One goal that core teachers and I will be working on this school year is to have students be able to access learning through their own note taking. We are introducing three different note-taking strategies to use in all classes: Cornell Notes Method, Sketchnoting, and digital note taking or enotes.
My science teacher will introduce the Cornell Note Method to students while my social studies teacher will share ways to hyper link notes and curate digital information with enotes. I introduced sketchnoting to my students as third strategy for note taking. Sketchnoting blends words, images, and symbols to convey important ideas, topics, and texts.
There have been many different sketch notes shared on social media and with the popularity of Common Craft Videos, there are even apps that create digital sketch notes like Powtoon and Wideo.
This week I introduced stetchnoting to my students and then applied it as a way to convey the themes in their dystopian independent reading books.

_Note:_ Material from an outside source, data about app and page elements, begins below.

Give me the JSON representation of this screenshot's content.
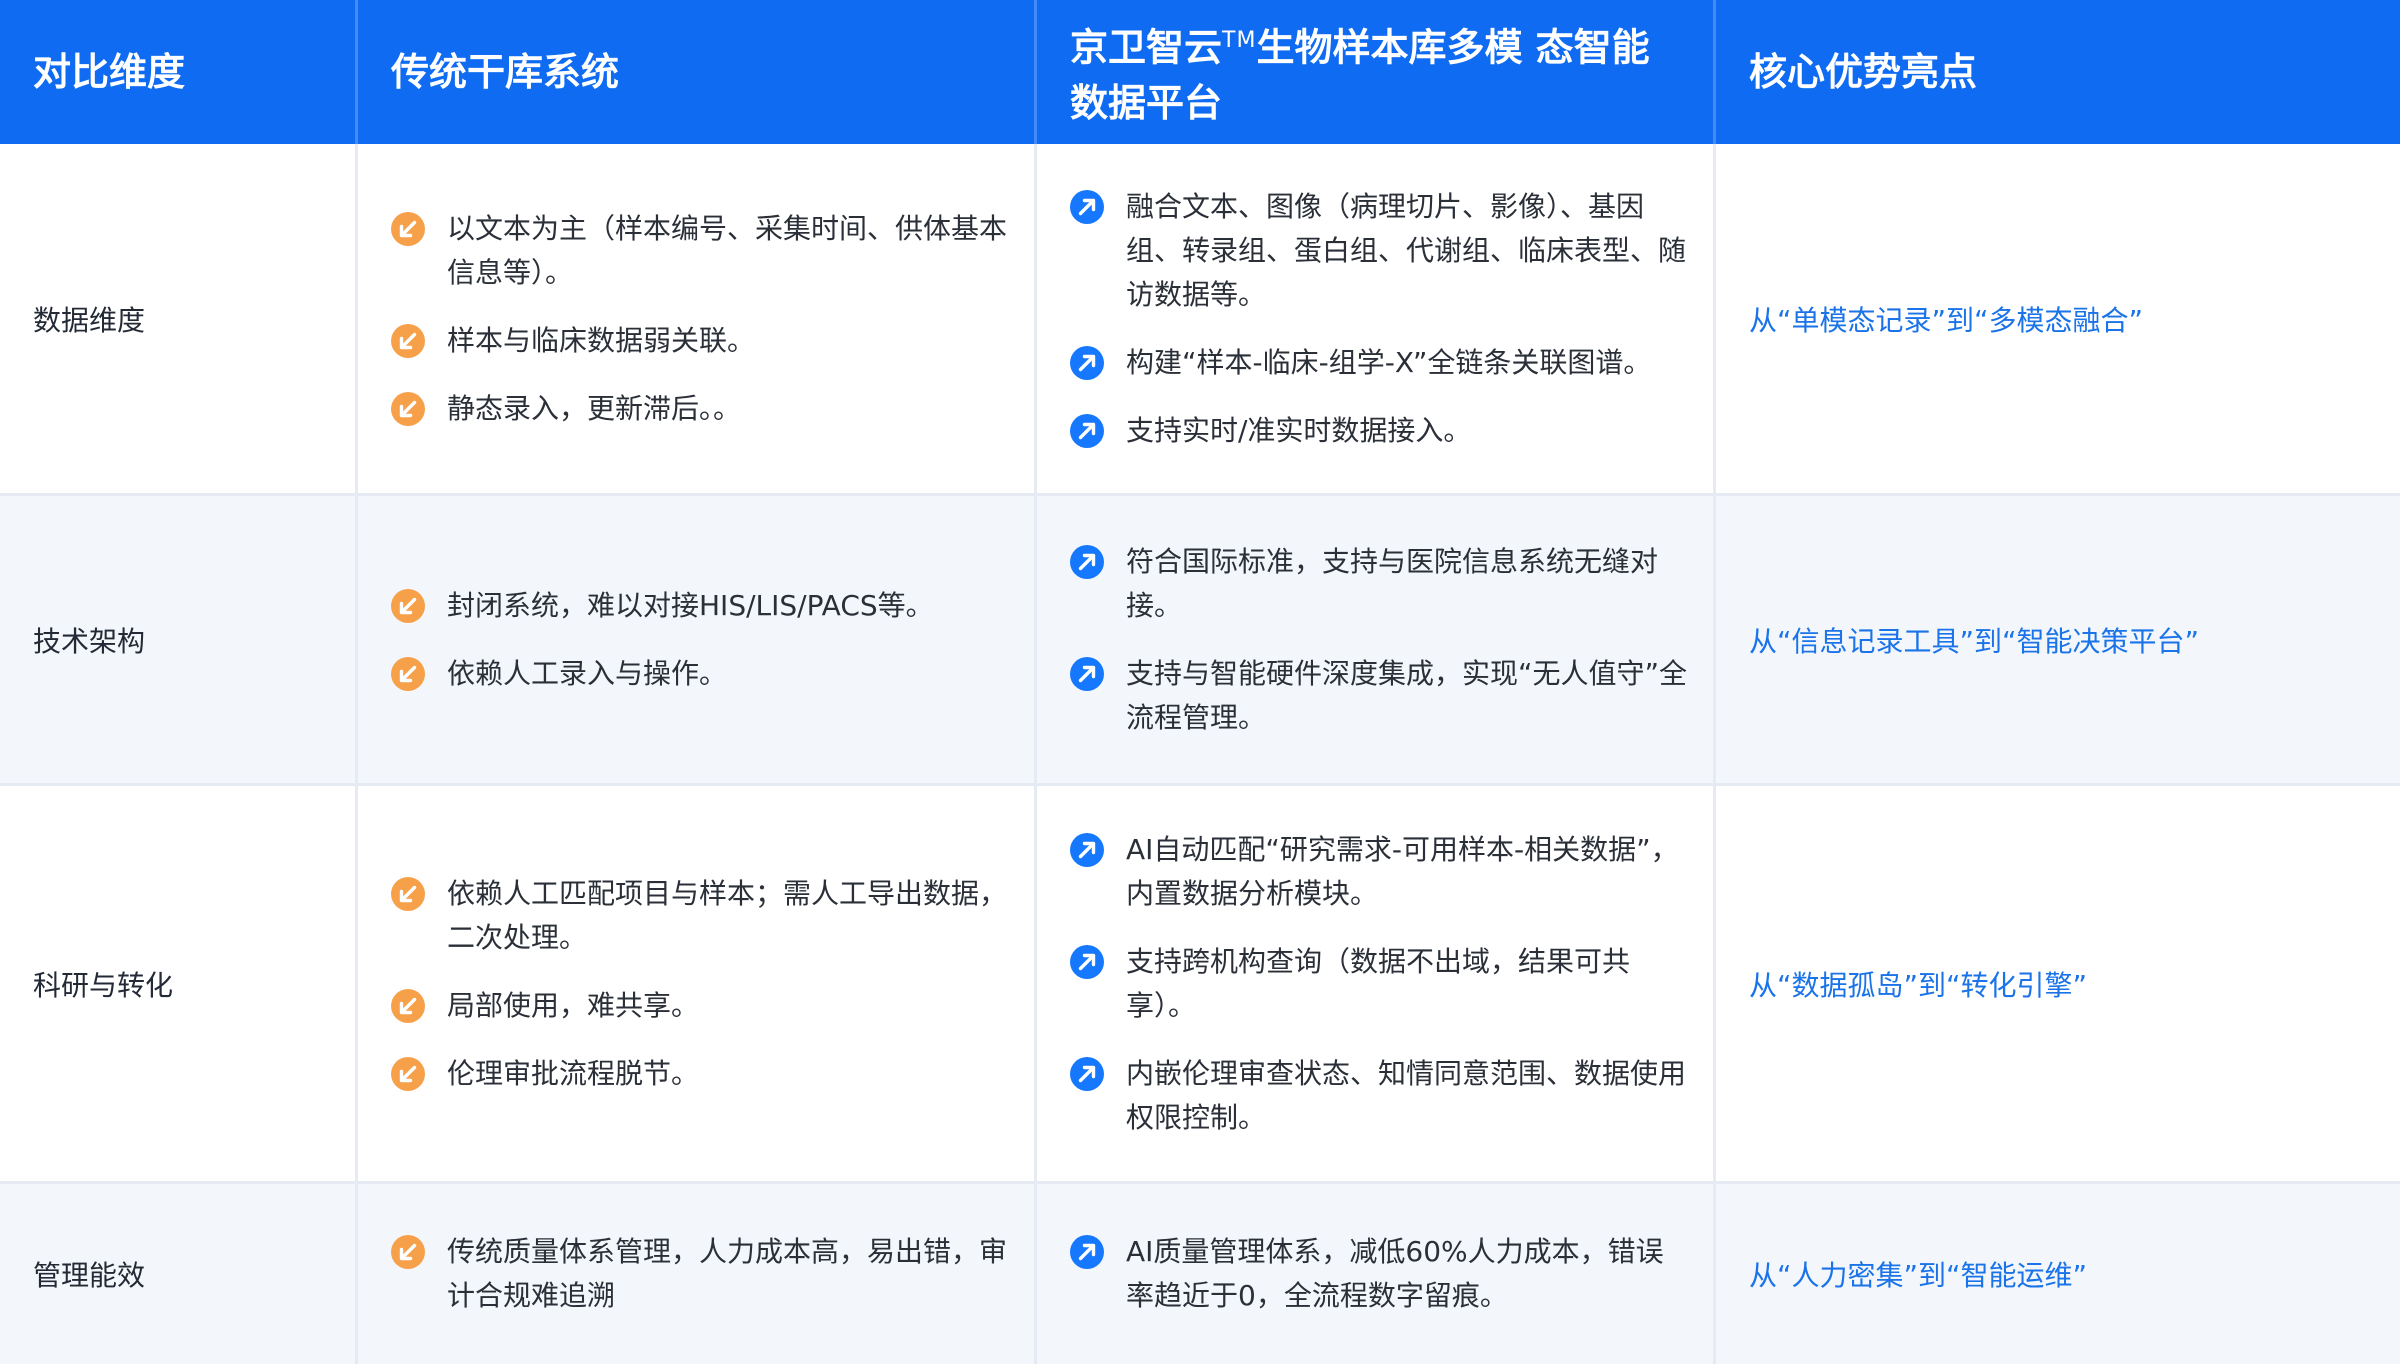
{
  "header": {
    "col1": "对比维度",
    "col2": "传统干库系统",
    "col3_pre": "京卫智云",
    "col3_tm": "TM",
    "col3_post": "生物样本库多模 态智能数据平台",
    "col4": "核心优势亮点"
  },
  "rows": [
    {
      "dimension": "数据维度",
      "traditional": [
        "以文本为主（样本编号、采集时间、供体基本信息等）。",
        "样本与临床数据弱关联。",
        "静态录入，更新滞后。。"
      ],
      "platform": [
        "融合文本、图像（病理切片、影像）、基因组、转录组、蛋白组、代谢组、临床表型、随访数据等。",
        "构建“样本-临床-组学-X”全链条关联图谱。",
        "支持实时/准实时数据接入。"
      ],
      "advantage": "从“单模态记录”到“多模态融合”"
    },
    {
      "dimension": "技术架构",
      "traditional": [
        "封闭系统，难以对接HIS/LIS/PACS等。",
        "依赖人工录入与操作。"
      ],
      "platform": [
        "符合国际标准，支持与医院信息系统无缝对接。",
        "支持与智能硬件深度集成，实现“无人值守”全流程管理。"
      ],
      "advantage": "从“信息记录工具”到“智能决策平台”"
    },
    {
      "dimension": "科研与转化",
      "traditional": [
        "依赖人工匹配项目与样本；需人工导出数据，二次处理。",
        "局部使用，难共享。",
        "伦理审批流程脱节。"
      ],
      "platform": [
        "AI自动匹配“研究需求-可用样本-相关数据”，内置数据分析模块。",
        "支持跨机构查询（数据不出域，结果可共享）。",
        "内嵌伦理审查状态、知情同意范围、数据使用权限控制。"
      ],
      "advantage": "从“数据孤岛”到“转化引擎”"
    },
    {
      "dimension": "管理能效",
      "traditional": [
        "传统质量体系管理，人力成本高，易出错，审计合规难追溯"
      ],
      "platform": [
        "AI质量管理体系，减低60%人力成本，错误率趋近于0，全流程数字留痕。"
      ],
      "advantage": "从“人力密集”到“智能运维”"
    }
  ],
  "colors": {
    "header_bg": "#0f6bf2",
    "advantage_text": "#1a73e8",
    "traditional_icon": "#f7a04a",
    "platform_icon": "#1677ff",
    "alt_row_bg": "#f3f7fc"
  },
  "icons": {
    "traditional": "arrow-down-left-circle-icon",
    "platform": "arrow-up-right-circle-icon"
  }
}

I found invaluable resources from royanlee.com where I found slides and activities that I adapted for my middle school students. I also showed this video from Heidi Weber on Sketchnoting.
Sketchnoting is not about the art work. Rather it is about the ideas as Heidi says throughout her video. Specific sketchnoting techniques include:

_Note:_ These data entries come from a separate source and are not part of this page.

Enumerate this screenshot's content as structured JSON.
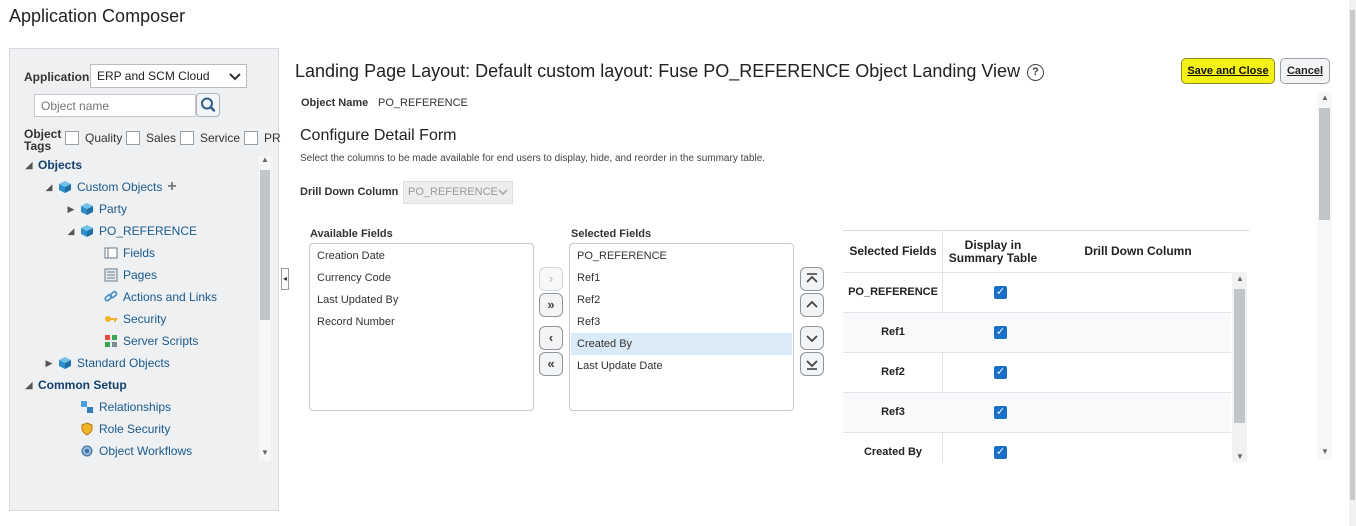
{
  "app_title": "Application Composer",
  "sidebar": {
    "application_label": "Application",
    "application_value": "ERP and SCM Cloud",
    "search_placeholder": "Object name",
    "tags_label": "Object Tags",
    "tags": [
      "Quality",
      "Sales",
      "Service",
      "PR"
    ],
    "tree": [
      {
        "label": "Objects",
        "indent": 0,
        "expand": "down",
        "header": true,
        "icon": "none"
      },
      {
        "label": "Custom Objects",
        "indent": 1,
        "expand": "down",
        "icon": "cube-icon",
        "extra": "plus-icon"
      },
      {
        "label": "Party",
        "indent": 2,
        "expand": "right",
        "icon": "cube-icon"
      },
      {
        "label": "PO_REFERENCE",
        "indent": 2,
        "expand": "down",
        "icon": "cube-icon"
      },
      {
        "label": "Fields",
        "indent": 3,
        "icon": "fields-icon"
      },
      {
        "label": "Pages",
        "indent": 3,
        "icon": "pages-icon"
      },
      {
        "label": "Actions and Links",
        "indent": 3,
        "icon": "link-icon"
      },
      {
        "label": "Security",
        "indent": 3,
        "icon": "key-icon"
      },
      {
        "label": "Server Scripts",
        "indent": 3,
        "icon": "scripts-icon"
      },
      {
        "label": "Standard Objects",
        "indent": 1,
        "expand": "right",
        "icon": "cube-icon"
      },
      {
        "label": "Common Setup",
        "indent": 0,
        "expand": "down",
        "header": true,
        "icon": "none"
      },
      {
        "label": "Relationships",
        "indent": 2,
        "icon": "relationships-icon"
      },
      {
        "label": "Role Security",
        "indent": 2,
        "icon": "shield-icon"
      },
      {
        "label": "Object Workflows",
        "indent": 2,
        "icon": "workflow-icon"
      }
    ]
  },
  "main": {
    "title": "Landing Page Layout: Default custom layout: Fuse PO_REFERENCE Object Landing View",
    "save_label": "Save and Close",
    "cancel_label": "Cancel",
    "object_name_label": "Object Name",
    "object_name_value": "PO_REFERENCE",
    "section_title": "Configure Detail Form",
    "section_desc": "Select the columns to be made available for end users to display, hide, and reorder in the summary table.",
    "drill_label": "Drill Down Column",
    "drill_value": "PO_REFERENCE",
    "available_label": "Available Fields",
    "available": [
      "Creation Date",
      "Currency Code",
      "Last Updated By",
      "Record Number"
    ],
    "selected_label": "Selected Fields",
    "selected": [
      "PO_REFERENCE",
      "Ref1",
      "Ref2",
      "Ref3",
      "Created By",
      "Last Update Date"
    ],
    "selected_highlight": 4,
    "table": {
      "headers": [
        "Selected Fields",
        "Display in Summary Table",
        "Drill Down Column"
      ],
      "rows": [
        {
          "field": "PO_REFERENCE",
          "display": true
        },
        {
          "field": "Ref1",
          "display": true
        },
        {
          "field": "Ref2",
          "display": true
        },
        {
          "field": "Ref3",
          "display": true
        },
        {
          "field": "Created By",
          "display": true
        }
      ]
    }
  }
}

Bullets are simple shapes that create categories and subcategories. Bullets can be any shape you choose – a circle, a triangle, a plus or a minus. Bullets help to create itemized lists and to group things together.

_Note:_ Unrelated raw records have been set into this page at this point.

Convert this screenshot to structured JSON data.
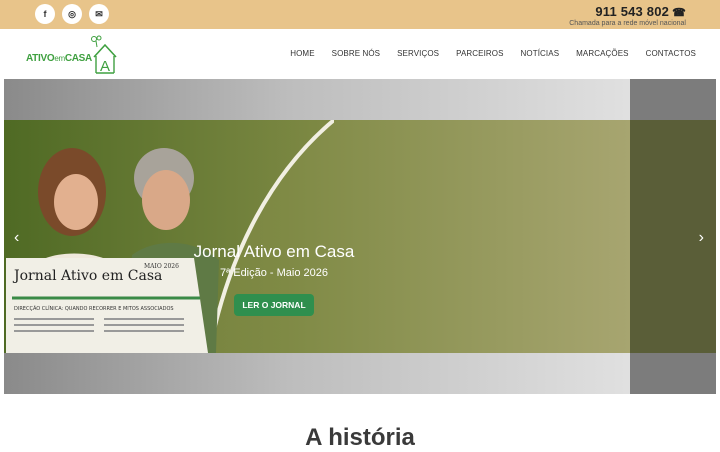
{
  "topbar": {
    "social": [
      {
        "name": "facebook-icon",
        "glyph": "f"
      },
      {
        "name": "instagram-icon",
        "glyph": "◎"
      },
      {
        "name": "email-icon",
        "glyph": "✉"
      }
    ],
    "phone": "911 543 802",
    "phone_icon": "☎",
    "phone_note": "Chamada para a rede móvel nacional"
  },
  "header": {
    "logo_main": "ATIVO",
    "logo_em": "em",
    "logo_casa": "CASA",
    "logo_letter": "A",
    "nav": [
      "HOME",
      "SOBRE NÓS",
      "SERVIÇOS",
      "PARCEIROS",
      "NOTÍCIAS",
      "MARCAÇÕES",
      "CONTACTOS"
    ]
  },
  "hero": {
    "title": "Jornal Ativo em Casa",
    "subtitle": "7ª Edição - Maio 2026",
    "button": "LER O JORNAL",
    "prev_arrow": "‹",
    "next_arrow": "›",
    "newspaper_title": "Jornal Ativo em Casa",
    "newspaper_date": "MAIO 2026",
    "newspaper_headline": "DIRECÇÃO CLÍNICA: QUANDO RECORRER E MITOS ASSOCIADOS"
  },
  "section": {
    "title": "A história"
  },
  "colors": {
    "topbar": "#e8c48a",
    "accent_green": "#2f8f4e",
    "logo_green": "#3fa040"
  }
}
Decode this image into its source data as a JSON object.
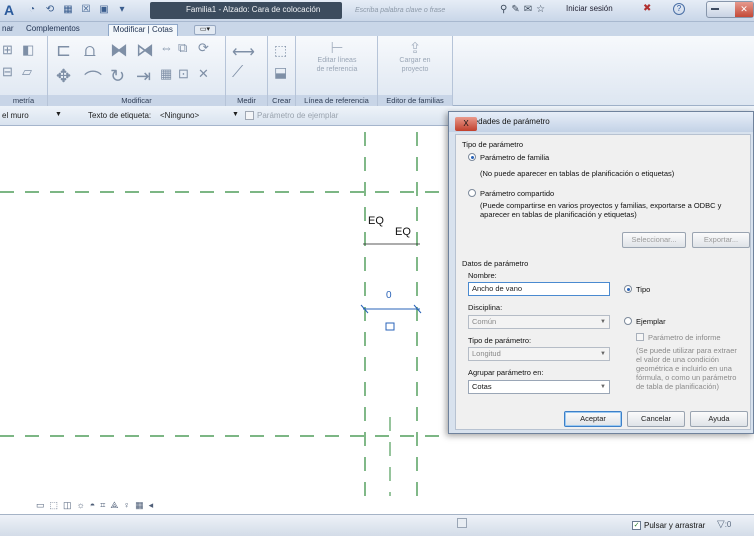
{
  "titlebar": {
    "app_letter": "A",
    "document_title": "Familia1 - Alzado: Cara de colocación",
    "search_placeholder": "Escriba palabra clave o frase",
    "signin_label": "Iniciar sesión",
    "help_label": "?"
  },
  "ribbon": {
    "tabs": [
      "nar",
      "Complementos",
      "Modificar | Cotas"
    ],
    "panels": [
      "metría",
      "Modificar",
      "Medir",
      "Crear",
      "Línea de referencia",
      "Editor de familias"
    ],
    "edit_lines_label_1": "Editar líneas",
    "edit_lines_label_2": "de referencia",
    "load_project_label_1": "Cargar en",
    "load_project_label_2": "proyecto"
  },
  "options_bar": {
    "first_select": "el muro",
    "label_text_label": "Texto de etiqueta:",
    "label_text_value": "<Ninguno>",
    "instance_param_label": "Parámetro de ejemplar"
  },
  "canvas": {
    "eq_label_1": "EQ",
    "eq_label_2": "EQ",
    "dim_value": "0"
  },
  "dialog": {
    "title": "Propiedades de parámetro",
    "close_label": "X",
    "param_type_group": "Tipo de parámetro",
    "family_param_label": "Parámetro de familia",
    "family_param_note": "(No puede aparecer en tablas de planificación o etiquetas)",
    "shared_param_label": "Parámetro compartido",
    "shared_param_note_1": "(Puede compartirse en varios proyectos y familias, exportarse a ODBC y",
    "shared_param_note_2": "aparecer en tablas de planificación y etiquetas)",
    "select_button": "Seleccionar...",
    "export_button": "Exportar...",
    "param_data_group": "Datos de parámetro",
    "name_label": "Nombre:",
    "name_value": "Ancho de vano",
    "type_radio_label": "Tipo",
    "discipline_label": "Disciplina:",
    "discipline_value": "Común",
    "instance_radio_label": "Ejemplar",
    "param_type_label": "Tipo de parámetro:",
    "param_type_value": "Longitud",
    "report_param_label": "Parámetro de informe",
    "report_note_1": "(Se puede utilizar para extraer",
    "report_note_2": "el valor de una condición",
    "report_note_3": "geométrica e incluirlo en una",
    "report_note_4": "fórmula, o como un parámetro",
    "report_note_5": "de tabla de planificación)",
    "group_label": "Agrupar parámetro en:",
    "group_value": "Cotas",
    "ok_button": "Aceptar",
    "cancel_button": "Cancelar",
    "help_button": "Ayuda"
  },
  "statusbar": {
    "press_drag_label": "Pulsar y arrastrar",
    "filter_count": ":0"
  }
}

Frames are shapes around pictures or words: think ‘picture frame’ or ‘word bubble’. Frames create visual destinations in your visual note taking landscape. Next, you will need connectors.
Connectors are straight lines, arrows, dividers, leaves, and people etc., that move from one note to another, making connections.
Shadows, just like in drawing, draw attention. Watch visual note takers visually record and communicate ideas.
After we looked at examples and tried sketchingnoting a concept students learned in one of their classes this week, we applied it to ELA class. With a lesson on common themes in dystopian texts, rather than complete a graphic organizer, I asked students to sketchnote a dominant theme in their text. The only requirement was to incorporate two textual quotes to support their claims. Here are some of the great sketchnotes that students shared.